"If the poultry industry in Mississippi saw 5 percent more broilers hatch, the state would annually gain 45.8 million broilers at a value of $8.7 million at hatching," McDaniel said. "In the whole United States, a similar 5 percent increase in fertility would result in 460 million more broilers and $87 million more value to the industry."
Currently, the broiler breeder industry predicts male fertility based on physical appearances such as the size of the comb on a rooster's head and length of a portion of the leg. This correlation is not very accurate, and the industry currently has an egg fertility rate of 90 percent. Hen fertility is accurately predicted by egg production.

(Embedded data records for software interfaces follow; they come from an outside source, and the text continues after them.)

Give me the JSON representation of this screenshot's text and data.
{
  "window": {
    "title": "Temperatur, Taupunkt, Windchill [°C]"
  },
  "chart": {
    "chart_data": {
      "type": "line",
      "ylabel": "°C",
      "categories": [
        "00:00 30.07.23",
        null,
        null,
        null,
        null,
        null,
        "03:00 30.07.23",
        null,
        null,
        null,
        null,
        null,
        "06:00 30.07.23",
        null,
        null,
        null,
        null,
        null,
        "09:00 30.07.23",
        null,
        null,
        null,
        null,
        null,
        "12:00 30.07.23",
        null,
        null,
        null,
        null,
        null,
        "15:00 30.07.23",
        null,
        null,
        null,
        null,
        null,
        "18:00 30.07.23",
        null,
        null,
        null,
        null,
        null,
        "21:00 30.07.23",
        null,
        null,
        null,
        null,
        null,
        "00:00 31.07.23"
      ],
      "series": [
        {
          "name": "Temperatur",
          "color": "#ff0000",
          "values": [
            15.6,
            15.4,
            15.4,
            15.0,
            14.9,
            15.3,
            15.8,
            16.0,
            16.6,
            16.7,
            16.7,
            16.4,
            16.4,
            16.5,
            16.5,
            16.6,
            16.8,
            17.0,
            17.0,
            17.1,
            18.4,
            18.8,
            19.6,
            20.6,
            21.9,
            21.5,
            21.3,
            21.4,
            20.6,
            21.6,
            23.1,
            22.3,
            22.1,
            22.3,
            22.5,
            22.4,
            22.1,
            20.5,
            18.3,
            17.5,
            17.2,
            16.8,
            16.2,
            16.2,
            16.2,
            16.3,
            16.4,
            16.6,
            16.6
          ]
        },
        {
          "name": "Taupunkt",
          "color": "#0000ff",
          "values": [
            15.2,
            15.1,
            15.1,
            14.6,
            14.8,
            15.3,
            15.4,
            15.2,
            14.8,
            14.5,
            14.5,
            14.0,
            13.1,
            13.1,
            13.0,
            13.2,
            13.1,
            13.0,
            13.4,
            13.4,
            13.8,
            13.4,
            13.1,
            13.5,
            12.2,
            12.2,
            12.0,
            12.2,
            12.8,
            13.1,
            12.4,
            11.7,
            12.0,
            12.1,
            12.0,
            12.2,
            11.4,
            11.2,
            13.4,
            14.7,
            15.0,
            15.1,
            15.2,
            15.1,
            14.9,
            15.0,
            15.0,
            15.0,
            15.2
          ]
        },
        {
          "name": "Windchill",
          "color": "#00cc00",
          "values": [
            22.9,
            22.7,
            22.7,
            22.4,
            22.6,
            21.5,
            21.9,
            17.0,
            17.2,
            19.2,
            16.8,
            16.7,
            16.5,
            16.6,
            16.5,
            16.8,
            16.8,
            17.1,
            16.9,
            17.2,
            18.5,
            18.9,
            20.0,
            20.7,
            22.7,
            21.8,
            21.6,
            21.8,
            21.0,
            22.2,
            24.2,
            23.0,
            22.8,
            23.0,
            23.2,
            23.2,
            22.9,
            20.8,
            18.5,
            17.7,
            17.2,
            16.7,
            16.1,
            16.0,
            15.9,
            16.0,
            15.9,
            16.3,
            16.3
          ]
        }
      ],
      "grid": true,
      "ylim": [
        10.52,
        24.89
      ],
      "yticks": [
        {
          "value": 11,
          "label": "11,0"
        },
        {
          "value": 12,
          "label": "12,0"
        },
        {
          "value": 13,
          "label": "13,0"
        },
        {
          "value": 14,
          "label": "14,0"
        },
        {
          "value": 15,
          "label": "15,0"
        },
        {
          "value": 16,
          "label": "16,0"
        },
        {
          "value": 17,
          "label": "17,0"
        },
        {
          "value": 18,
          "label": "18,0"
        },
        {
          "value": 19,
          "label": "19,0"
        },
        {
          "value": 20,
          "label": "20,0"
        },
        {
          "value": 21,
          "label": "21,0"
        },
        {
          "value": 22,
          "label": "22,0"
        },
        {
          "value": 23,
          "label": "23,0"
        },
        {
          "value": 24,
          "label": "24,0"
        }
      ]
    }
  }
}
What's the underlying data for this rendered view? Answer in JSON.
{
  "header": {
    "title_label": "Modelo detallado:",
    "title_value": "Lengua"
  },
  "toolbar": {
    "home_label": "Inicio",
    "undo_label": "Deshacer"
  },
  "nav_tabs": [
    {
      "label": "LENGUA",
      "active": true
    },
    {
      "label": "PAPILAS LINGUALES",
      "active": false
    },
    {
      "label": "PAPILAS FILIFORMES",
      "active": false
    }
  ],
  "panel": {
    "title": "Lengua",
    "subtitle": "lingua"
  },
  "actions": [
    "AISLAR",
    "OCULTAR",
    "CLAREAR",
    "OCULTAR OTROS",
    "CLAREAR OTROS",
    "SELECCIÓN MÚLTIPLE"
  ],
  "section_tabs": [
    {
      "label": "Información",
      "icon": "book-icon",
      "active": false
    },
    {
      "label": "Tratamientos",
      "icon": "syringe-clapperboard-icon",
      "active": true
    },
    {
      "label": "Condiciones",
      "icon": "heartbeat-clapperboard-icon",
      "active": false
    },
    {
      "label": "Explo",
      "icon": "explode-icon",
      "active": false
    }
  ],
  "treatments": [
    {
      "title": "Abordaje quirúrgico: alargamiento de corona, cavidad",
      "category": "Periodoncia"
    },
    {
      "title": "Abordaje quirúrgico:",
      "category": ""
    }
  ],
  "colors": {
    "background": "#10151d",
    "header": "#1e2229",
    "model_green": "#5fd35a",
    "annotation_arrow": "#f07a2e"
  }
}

McDaniel said day-old chicks are worth between 19 and 20 cents. This cost includes feed for the parent bird, space in the incubator and labor. Not all fertilized eggs hatch.
"Every infertile egg costs just as much as a fertile egg, so an increase in fertility not only means more chickens, but less loss to the industry," McDaniel said.
Trying to find a way to more accurately determine fertility in young roosters, McDaniel adapted a sperm quality analyzer, formerly used for humans, for use with poultry.
"The instrument measures sperm concentration, viability and motility -- sperm's ability to move on its own -- and gives a sperm motility index, or SMI," McDaniel said. "We know these measurements are closely related to fertility."
McDaniel's research had three steps. He first had to prove in the laboratory that sperm concentrations, viability and motility numbers influenced the SMI for chickens. With this proven, McDaniel then moved to field tests.
"I had to show that a high sperm motility index resulted in high numbers of fertilized eggs," McDaniel said.
To do this, he collected semen samples, measured sperm concentrations, viability and the sperm motility index, and then inseminated hens with the same samples. These results proved that the SMI accurately predicts fertility.
The third step involved McDaniel grouping roosters based on their SMI rating at 27 weeks old. Hens were artificially inseminated once a week for eight weeks with semen from roosters in these SMI rankings.
"We learned that semen from males found at a young age to have the highest SMI fertilized 98 percent of the eggs laid," McDaniel said. "The industry-wide average is about 90 percent fertility, so that 8 percent is a big increase."
In the groupings, only about 10 percent of the roosters ranked highest in fertility, but the top 78 percent had a 94 percent fertility rate, and the upper 53 percent had 96 percent fertility. Another important finding was that roosters kept their fertility ranking as they aged, so the SMI test need only be conducted once in a rooster's life.
A final step will determine actual fertility in natural mating situations for roosters with high SMI ratings, McDaniel said. Once the research is complete, he plans to use the results to recommend a management change to those in the poultry industry.
"I will recommend culling a slightly larger percentage of roosters, but the birds that remain will have a much superior fertility," McDaniel said. "I propose selecting birds based on semen quality to increase the chance of fertile eggs."